Before Sunday, the Nationals had enjoyed rare success against Giants ace Madison Bumgarner. They had beaten him in their previous five matchups, they crushed him on the Fourth of July and they even gave him his only loss in the 2014 postseason.
Naturally, that was not to continue forever, and Bumgarner finally broke through at what was the worst of times for the Nationals. The Giants lefty carved up the Nats in nine shutout innings with 14 strikeouts, one walk and just three hits allowed on Sunday. The 2014 World Series MVP also added a home run (his 4th of the season) and an RBI double. He's the first pitcher since Steve Carlton in 1977 to strike out 14 and hit a home run in the same game.
The Nationals didn't even move a runner past second base in Sunday's 5-0 loss. All three hits Bumgarner allowed were singles. He also set a career-high by getting the Nats to miss on 46 percent of their swings. His previous best was 29 percent.
It was another awful performance for the Nats in a long string of them. They are now losers of six straight - matching their longest losing streak since 2009 - and sit at 10-20 since the All-Star break. Sunday's defeat moved them to 58-59 on the year, or below the .500 mark for the first time since May 6.
Add it all up and the details are frightening. The Nationals have a losing record on August 17. In almost any other year or any other division in baseball, their season would essentially be over. The obituaries would already be written. Better luck next year.
How could they possibly still be in the playoff race, despite them playing arguably their worst baseball since Mike Rizzo took over as GM? Well, fortunately for the Nats, they are in one of the worst MLB divisions in recent history.
The 2015 Washington Nationals may simply not be a good team, but neither are the 2015 New York Mets. While the Nats were getting their clocks cleaned by the Giants, the Mets were also looking like the inferior club against a team with a better record.
The Mets were swept by the Pirates over the weekend, so the Nationals did not lose any ground in the division race in the last three days. The deficit remains at 4 1/2 games in the division, despite a 9 1/2 (!) game hole in the NL Wild Card race. If it weren't for the NL East being so terrible, the Nationals would be toast.
But, as several Nats players will tell you, they just have to beat the Mets. Right now New York is on pace to win just 86 games. If they won the NL East with just 86 wins, they would be the worst division winner since the 2008 Dodgers who went 84-78.
Every once in a while this type of thing happens in the NFL, where a team will win its division with a losing record or not much better. It starts up debates about the division format itself and whether it rewards teams that have no business being in the playoffs. That's basically what is happening here. Neither the Nationals or Mets looks deserving of a playoff spot right now, but that is the reality we face.
It may be a terrible thing for the Giants, for example, who right now sit outside of the final playoff spot despite holding a better record than the division-leading Mets. But for the Nats, it's a gift of incredible luck.

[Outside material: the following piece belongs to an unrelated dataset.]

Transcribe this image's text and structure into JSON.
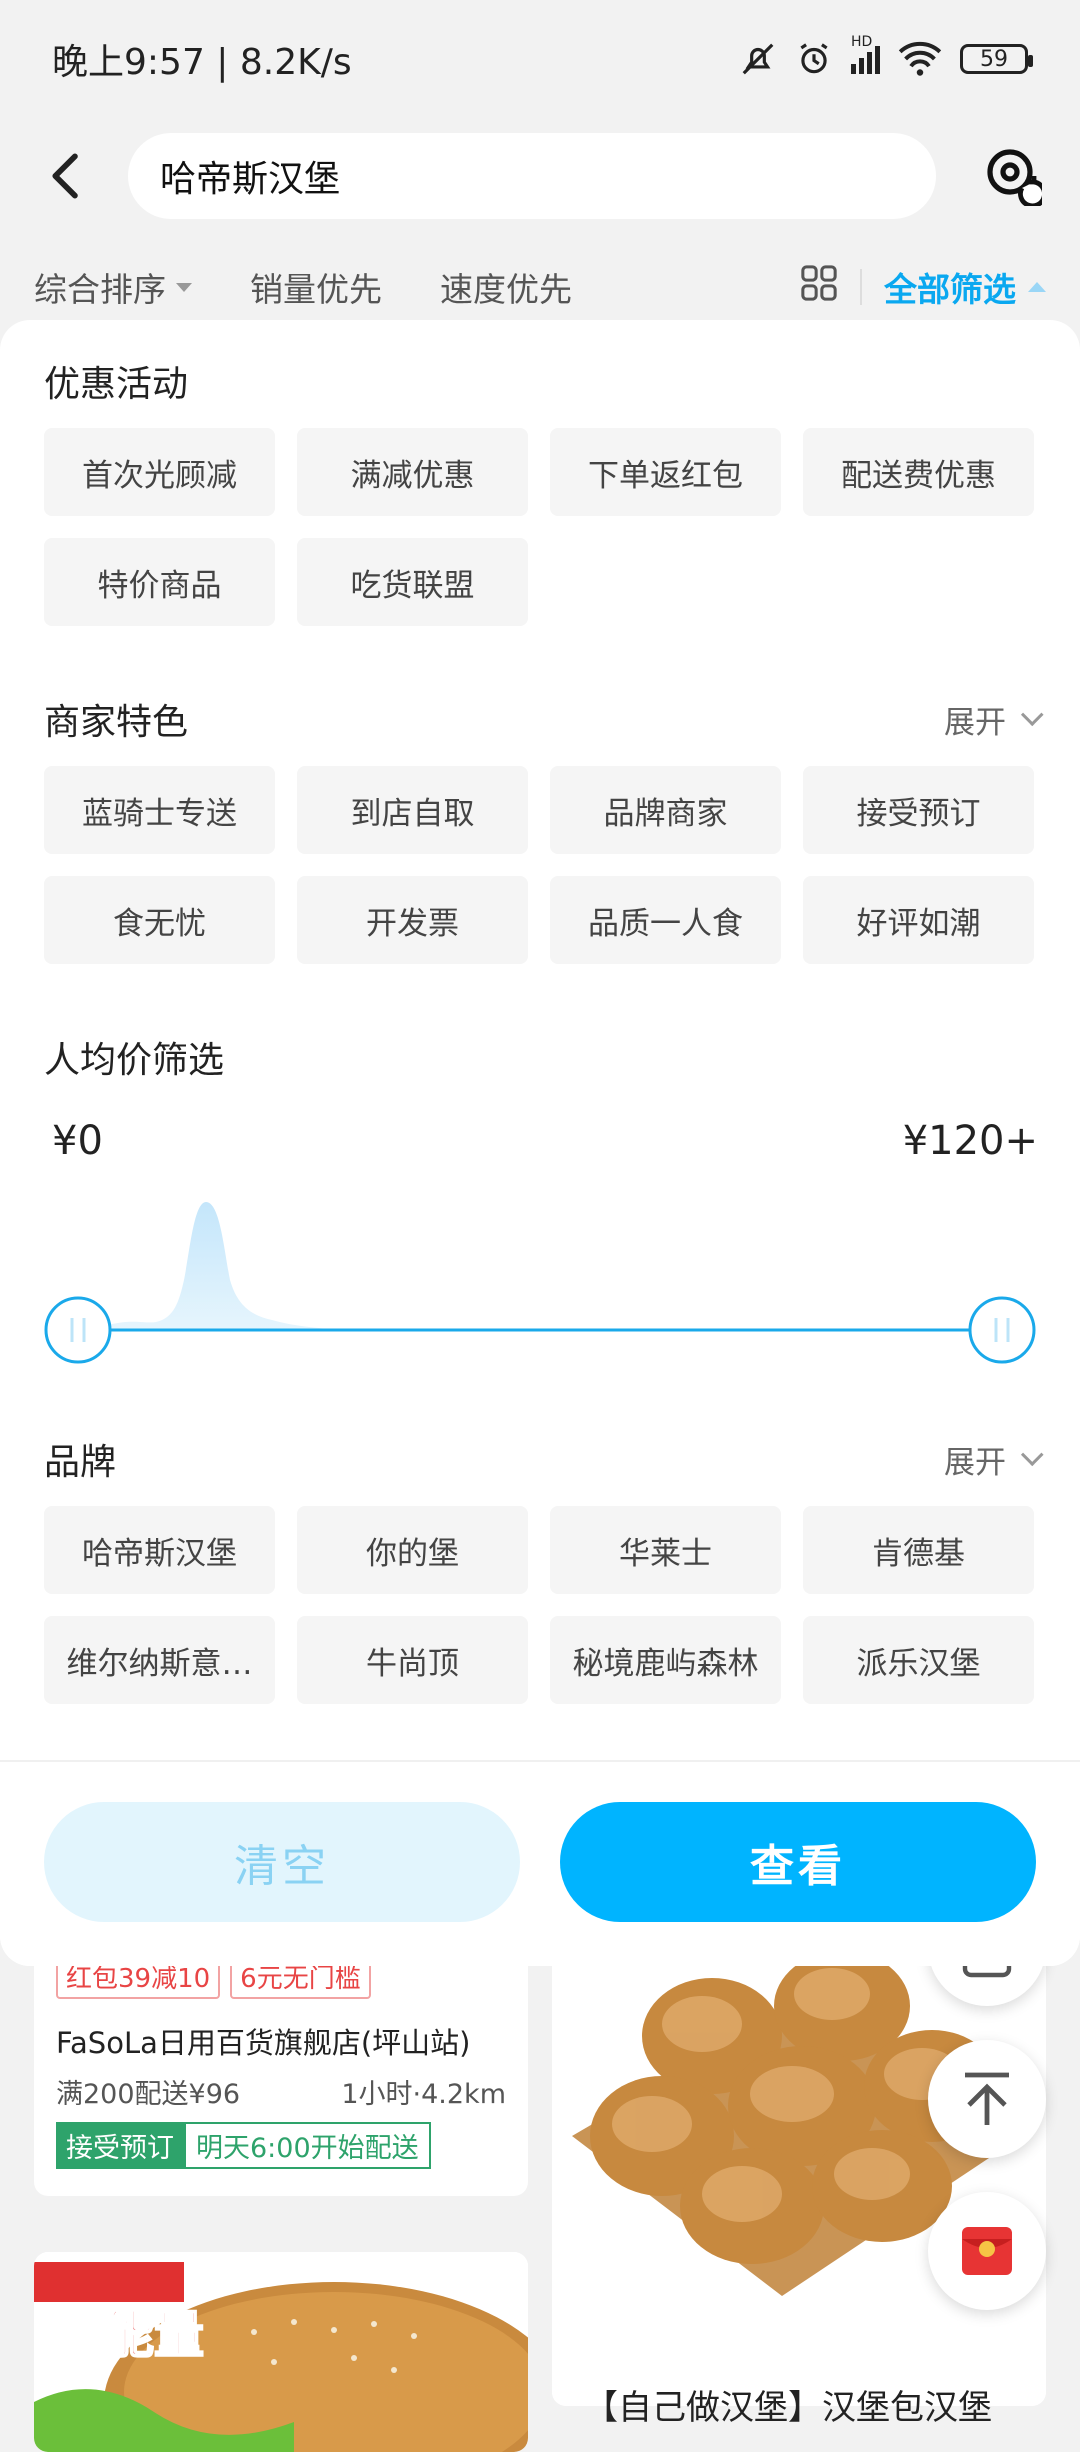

This team is on pace to be worse than the 2013 club that missed the playoffs. Yet they are still within striking distance of repeating as division champs.
Now, that shouldn't make any Nationals fan feel particularly good about how the team is playing right now. They aren't playing up to their capabilities whatsoever, especially given their relative health at this point. They have run out of excuses and they just keep on losing.
But the current state of the NL East should give Nats fans at least a small glimmer of hope, that it's not all over yet. The Nationals could still turn this thing around and make something of what is inching closer to being a lost season.
Of course, we've been saying some variation that for weeks now, and time is legitimately running out. They have 45 games left to figure it out, but somehow they still have a chance.